What skills are needed? Did you see the #flattenthecurve infographics that went viral on socials when COVID-19 hit? They’re a visual example of how an epidemiologist’s maths, stats and science skills can predict and illustrate alarming health trends.
3. Medical lab technician
Medical lab technicians work alongside physicians in hospitals, general practices, private clinics and research labs, carrying out tests to diagnose and treat patients. An average day might involve collecting blood samples, performing blood counts, carrying out tests to determine blood type and analysing fluids. During the COVID-19 pandemic, techs would be working around-the-clock to test as many symptomatic patients as possible.
What skills are needed? As the gig is often patient-facing, a strong medical science background coupled with people skills are pretty standard prerequisites.
4. Pharmacy technician
Every chemist has at least one in-house pharmacy technician dispensing medications, reviewing prescription requests and liaising with patients. But the career also extends into hospitals, where there’s a little more lab time and work with IVs. During a public health emergency they have an important role in planning communications and may be the first-point-of-contact for patients experiencing symptoms.
What skills are needed? Along with science smarts, a reliance on numbers proves pivotal when issuing dosages and prescriptions.
What do you get when you fuse science and statistics? A day in the life of a biostatistician! They use maths to verify categories in biology, dividing their time between designing experiments and dissecting data. As key members of any pandemic-fighting research team they’re awesome at determining the risk factors and probable causes of a situation (with science) and advising government and public bodies on their findings (using maths). In this case of COVID-19 their research would be behind a lot of the introduced social distancing, self-quarantining and travel limiting laws. They do the maths behind the science.
What skills are needed? Stats, maths, biology and research brains.
6. Infectious disease physician
Infectious disease (ID) physicians act as clinic-based specialists, primarily concerned with treating patients with rare and difficult-to-diagnose infections and diseases. During a pandemic they work tirelessly to test as many suspected carriers as possible, interpret test results and medically manage those with the virus/disease/infection.

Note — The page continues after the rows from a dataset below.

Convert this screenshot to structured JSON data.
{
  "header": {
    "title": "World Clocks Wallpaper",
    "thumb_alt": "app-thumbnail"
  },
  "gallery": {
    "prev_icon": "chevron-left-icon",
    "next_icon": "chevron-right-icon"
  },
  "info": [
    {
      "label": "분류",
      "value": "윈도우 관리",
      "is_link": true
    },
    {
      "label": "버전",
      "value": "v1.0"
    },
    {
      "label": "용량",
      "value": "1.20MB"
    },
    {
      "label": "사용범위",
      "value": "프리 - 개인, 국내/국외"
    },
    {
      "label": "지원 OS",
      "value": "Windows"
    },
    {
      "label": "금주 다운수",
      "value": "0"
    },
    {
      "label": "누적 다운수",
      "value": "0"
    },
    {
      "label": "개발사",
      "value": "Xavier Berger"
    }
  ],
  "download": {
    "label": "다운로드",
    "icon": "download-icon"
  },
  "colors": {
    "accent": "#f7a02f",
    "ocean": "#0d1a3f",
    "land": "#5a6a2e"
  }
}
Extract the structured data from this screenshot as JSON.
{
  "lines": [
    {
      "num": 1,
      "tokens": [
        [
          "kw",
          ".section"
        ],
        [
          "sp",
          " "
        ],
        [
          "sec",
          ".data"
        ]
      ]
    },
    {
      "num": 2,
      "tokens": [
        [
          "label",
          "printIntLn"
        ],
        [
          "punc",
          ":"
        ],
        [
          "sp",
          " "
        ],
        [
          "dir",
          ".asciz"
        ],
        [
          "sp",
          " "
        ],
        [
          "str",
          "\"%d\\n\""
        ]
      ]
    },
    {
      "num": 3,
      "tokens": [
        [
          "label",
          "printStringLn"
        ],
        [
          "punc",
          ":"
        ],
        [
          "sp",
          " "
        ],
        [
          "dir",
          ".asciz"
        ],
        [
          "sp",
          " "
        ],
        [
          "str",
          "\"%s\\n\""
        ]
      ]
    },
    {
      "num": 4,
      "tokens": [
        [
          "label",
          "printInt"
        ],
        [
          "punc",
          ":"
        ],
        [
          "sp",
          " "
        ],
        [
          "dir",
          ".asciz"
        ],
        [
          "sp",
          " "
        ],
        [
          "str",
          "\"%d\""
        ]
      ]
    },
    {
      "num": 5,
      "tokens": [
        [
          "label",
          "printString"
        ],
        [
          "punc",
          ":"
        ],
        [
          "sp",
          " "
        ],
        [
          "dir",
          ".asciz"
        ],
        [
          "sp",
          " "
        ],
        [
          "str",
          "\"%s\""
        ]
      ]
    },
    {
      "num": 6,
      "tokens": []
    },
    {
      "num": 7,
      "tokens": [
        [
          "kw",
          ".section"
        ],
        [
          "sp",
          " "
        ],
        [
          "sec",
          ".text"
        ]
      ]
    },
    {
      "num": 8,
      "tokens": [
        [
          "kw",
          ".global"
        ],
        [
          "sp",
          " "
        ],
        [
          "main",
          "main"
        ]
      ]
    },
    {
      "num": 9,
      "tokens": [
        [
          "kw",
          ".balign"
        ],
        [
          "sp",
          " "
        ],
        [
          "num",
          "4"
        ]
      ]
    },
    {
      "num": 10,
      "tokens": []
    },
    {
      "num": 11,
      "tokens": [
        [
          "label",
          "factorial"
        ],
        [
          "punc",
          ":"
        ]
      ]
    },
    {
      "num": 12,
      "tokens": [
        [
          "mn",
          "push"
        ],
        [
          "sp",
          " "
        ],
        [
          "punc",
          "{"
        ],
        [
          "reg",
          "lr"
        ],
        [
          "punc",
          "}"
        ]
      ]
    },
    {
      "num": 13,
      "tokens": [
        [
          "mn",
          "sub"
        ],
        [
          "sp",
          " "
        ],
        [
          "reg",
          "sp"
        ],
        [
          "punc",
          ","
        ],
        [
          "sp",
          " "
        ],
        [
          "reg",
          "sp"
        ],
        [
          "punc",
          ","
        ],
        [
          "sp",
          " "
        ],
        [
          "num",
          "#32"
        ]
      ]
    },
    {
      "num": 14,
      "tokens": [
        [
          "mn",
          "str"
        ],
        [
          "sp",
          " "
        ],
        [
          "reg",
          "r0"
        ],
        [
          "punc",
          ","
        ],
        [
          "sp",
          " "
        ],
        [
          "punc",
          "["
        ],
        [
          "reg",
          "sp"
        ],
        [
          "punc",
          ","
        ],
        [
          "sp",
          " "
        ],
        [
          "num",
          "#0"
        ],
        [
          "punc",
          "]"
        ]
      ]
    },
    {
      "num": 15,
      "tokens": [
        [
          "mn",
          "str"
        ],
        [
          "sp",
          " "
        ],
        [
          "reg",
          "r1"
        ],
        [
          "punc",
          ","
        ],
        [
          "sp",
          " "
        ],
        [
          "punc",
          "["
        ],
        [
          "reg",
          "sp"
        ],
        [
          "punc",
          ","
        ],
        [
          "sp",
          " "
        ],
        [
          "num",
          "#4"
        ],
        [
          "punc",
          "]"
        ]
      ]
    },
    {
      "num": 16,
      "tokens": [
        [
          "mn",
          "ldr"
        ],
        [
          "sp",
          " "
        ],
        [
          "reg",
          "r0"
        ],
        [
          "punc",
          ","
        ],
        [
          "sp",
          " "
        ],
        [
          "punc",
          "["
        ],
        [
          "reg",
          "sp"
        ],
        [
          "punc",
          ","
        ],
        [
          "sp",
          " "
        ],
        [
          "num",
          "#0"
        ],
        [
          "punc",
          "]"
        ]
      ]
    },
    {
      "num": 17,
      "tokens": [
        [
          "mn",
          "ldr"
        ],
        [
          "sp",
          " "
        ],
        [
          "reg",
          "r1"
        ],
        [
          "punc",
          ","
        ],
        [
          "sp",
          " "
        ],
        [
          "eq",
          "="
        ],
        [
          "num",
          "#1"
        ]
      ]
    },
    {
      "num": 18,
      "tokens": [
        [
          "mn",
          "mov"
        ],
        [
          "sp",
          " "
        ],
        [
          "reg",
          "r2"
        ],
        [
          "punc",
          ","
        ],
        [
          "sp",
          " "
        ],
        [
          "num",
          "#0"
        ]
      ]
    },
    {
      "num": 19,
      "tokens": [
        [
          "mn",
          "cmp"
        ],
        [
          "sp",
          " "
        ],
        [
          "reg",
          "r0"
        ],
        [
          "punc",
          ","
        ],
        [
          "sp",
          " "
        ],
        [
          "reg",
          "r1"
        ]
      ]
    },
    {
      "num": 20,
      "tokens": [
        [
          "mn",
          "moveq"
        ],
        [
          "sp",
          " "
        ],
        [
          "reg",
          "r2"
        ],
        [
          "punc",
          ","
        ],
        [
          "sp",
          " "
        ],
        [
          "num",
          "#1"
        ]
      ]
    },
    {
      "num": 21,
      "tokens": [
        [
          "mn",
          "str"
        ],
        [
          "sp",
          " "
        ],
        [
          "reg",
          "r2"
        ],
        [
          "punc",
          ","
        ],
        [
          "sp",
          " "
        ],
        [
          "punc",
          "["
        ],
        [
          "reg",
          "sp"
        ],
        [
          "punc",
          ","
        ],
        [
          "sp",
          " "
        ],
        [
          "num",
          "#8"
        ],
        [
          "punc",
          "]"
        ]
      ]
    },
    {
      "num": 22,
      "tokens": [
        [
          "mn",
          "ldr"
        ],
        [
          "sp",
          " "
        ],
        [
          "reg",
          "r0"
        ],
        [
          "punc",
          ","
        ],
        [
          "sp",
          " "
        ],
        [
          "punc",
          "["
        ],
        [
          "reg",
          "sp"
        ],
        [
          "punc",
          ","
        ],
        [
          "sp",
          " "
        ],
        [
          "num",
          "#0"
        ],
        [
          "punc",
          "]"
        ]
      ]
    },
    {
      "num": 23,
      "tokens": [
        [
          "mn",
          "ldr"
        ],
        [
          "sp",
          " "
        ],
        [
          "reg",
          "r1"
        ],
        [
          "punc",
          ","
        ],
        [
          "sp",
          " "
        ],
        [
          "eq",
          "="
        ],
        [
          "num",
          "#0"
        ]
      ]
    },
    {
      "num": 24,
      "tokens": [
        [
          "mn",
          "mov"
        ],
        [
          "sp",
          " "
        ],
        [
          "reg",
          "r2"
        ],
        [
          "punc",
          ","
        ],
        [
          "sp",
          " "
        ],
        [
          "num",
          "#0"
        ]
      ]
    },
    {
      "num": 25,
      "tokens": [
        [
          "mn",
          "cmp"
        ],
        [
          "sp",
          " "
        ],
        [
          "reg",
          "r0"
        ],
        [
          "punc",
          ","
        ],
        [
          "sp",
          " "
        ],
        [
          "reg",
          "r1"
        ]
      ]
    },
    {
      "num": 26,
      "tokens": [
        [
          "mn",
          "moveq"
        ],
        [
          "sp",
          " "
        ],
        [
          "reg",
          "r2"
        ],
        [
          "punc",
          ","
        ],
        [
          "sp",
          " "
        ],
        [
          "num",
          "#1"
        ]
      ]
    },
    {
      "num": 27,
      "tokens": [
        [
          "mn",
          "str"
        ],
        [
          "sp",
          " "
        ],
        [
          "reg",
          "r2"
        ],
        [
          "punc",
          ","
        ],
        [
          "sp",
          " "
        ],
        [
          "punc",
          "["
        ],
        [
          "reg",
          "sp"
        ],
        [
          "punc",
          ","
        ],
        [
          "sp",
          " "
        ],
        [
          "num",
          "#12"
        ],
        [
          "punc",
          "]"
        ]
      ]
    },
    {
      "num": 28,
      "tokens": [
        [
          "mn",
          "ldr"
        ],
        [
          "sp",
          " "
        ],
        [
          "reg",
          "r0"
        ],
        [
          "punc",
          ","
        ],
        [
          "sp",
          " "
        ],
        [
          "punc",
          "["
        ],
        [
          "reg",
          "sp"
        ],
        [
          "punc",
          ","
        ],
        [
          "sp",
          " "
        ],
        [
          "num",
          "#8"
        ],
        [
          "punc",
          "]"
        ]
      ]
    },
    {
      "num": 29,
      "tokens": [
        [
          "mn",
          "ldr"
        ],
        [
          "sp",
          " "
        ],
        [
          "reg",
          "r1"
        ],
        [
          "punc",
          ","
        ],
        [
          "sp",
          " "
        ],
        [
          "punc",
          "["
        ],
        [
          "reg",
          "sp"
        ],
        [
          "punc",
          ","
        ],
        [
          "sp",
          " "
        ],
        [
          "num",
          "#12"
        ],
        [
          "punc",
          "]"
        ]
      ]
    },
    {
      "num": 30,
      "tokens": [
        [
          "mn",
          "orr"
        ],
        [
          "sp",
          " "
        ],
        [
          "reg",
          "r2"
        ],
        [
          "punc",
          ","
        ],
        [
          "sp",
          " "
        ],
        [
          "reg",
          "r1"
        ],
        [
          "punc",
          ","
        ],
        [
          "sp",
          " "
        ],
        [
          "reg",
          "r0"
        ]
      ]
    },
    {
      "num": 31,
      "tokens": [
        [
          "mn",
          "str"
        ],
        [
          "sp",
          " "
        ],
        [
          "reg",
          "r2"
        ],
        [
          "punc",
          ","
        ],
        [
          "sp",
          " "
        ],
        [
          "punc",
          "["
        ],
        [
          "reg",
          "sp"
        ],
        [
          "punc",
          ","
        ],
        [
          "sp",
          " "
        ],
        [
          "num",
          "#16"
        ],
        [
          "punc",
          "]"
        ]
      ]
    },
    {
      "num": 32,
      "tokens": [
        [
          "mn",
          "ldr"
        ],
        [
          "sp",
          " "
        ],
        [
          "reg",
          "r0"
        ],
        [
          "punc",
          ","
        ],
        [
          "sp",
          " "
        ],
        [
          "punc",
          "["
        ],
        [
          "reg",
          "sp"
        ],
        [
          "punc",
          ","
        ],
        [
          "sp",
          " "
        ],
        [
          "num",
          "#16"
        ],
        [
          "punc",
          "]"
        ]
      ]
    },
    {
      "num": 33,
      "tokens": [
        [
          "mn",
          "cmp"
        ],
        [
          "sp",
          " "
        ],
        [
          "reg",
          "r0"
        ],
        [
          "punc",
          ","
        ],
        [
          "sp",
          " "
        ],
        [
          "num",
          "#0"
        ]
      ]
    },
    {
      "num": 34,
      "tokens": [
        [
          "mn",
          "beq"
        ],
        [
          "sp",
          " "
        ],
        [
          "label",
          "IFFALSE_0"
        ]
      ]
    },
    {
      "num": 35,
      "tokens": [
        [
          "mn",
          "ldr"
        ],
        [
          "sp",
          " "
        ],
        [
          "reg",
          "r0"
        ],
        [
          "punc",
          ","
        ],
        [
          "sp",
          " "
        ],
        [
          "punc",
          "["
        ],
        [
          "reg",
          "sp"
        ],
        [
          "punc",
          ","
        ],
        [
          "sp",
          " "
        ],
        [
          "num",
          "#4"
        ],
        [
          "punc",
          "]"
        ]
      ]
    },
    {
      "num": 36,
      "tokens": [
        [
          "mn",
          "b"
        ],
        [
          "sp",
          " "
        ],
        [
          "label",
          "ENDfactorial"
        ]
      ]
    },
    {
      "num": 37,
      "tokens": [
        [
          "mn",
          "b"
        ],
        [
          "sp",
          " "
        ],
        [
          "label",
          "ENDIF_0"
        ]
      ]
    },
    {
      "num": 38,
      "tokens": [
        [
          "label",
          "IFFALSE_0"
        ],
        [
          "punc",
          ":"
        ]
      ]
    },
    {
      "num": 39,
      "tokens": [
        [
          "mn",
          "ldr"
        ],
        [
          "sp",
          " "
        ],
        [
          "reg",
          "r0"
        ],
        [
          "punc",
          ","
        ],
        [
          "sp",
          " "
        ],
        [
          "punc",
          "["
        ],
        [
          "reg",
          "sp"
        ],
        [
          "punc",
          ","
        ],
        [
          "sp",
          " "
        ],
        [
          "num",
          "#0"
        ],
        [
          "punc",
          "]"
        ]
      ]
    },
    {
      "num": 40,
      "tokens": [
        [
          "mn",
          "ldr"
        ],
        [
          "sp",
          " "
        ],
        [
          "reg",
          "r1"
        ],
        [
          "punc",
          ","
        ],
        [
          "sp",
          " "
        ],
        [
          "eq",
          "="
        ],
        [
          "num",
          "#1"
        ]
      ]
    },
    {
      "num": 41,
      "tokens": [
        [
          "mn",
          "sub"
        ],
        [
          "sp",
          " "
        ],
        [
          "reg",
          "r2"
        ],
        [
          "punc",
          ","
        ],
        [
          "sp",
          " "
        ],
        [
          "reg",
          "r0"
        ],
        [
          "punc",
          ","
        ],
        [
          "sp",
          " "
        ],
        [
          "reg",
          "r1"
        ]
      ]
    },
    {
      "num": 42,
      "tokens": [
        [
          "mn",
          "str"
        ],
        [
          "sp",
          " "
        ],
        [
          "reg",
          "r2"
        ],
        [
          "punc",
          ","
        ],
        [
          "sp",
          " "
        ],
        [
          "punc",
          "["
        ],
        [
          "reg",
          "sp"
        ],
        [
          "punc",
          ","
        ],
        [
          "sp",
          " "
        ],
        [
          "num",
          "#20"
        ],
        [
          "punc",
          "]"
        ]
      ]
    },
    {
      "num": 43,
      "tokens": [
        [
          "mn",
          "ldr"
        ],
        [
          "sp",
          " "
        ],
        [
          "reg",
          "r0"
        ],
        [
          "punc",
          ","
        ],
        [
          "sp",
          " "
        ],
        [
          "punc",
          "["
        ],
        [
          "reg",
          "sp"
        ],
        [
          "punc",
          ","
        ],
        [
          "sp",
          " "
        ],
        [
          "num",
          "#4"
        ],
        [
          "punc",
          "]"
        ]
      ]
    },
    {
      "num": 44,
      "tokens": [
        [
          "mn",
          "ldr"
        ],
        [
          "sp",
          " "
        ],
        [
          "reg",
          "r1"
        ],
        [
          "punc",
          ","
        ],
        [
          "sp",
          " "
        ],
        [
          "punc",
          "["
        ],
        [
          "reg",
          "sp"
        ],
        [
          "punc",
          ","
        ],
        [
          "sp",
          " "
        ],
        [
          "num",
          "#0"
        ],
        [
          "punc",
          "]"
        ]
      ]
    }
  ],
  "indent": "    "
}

What skills are needed? Extensive experience in all facets of clinical microbiology and infectious diseases. Advanced maths is a serious plus (the study of microbiology relies heavily on graphs and geometry).
Get inspired via socials! These global maths + health experts are sharing their thoughts on Twitter.
Ellie Murray, Epidemiologist @EpiEllie
Dr Angela Rasmussen, Virologist, @angie_rasmussen
Dr Krutika Kuppalli, Infectious Disease Physician, @KrutikaKuppalli
Dr Tara C. Smith, Infectious Disease Epidemiologist, @aetiology
Simon Pampena, Australian Numeracy Ambassador, @mathemaniac
Irene Helenowski, Biostatician, @OrderofTheDimen
Keen to suss more health science gigs? Here’s a list of all the computer science ones we could think of.
Author: Cassie Steel
As Refraction’s digital editor, Cassie Steel spends her days researching robots and stalking famous scientists on Twitter.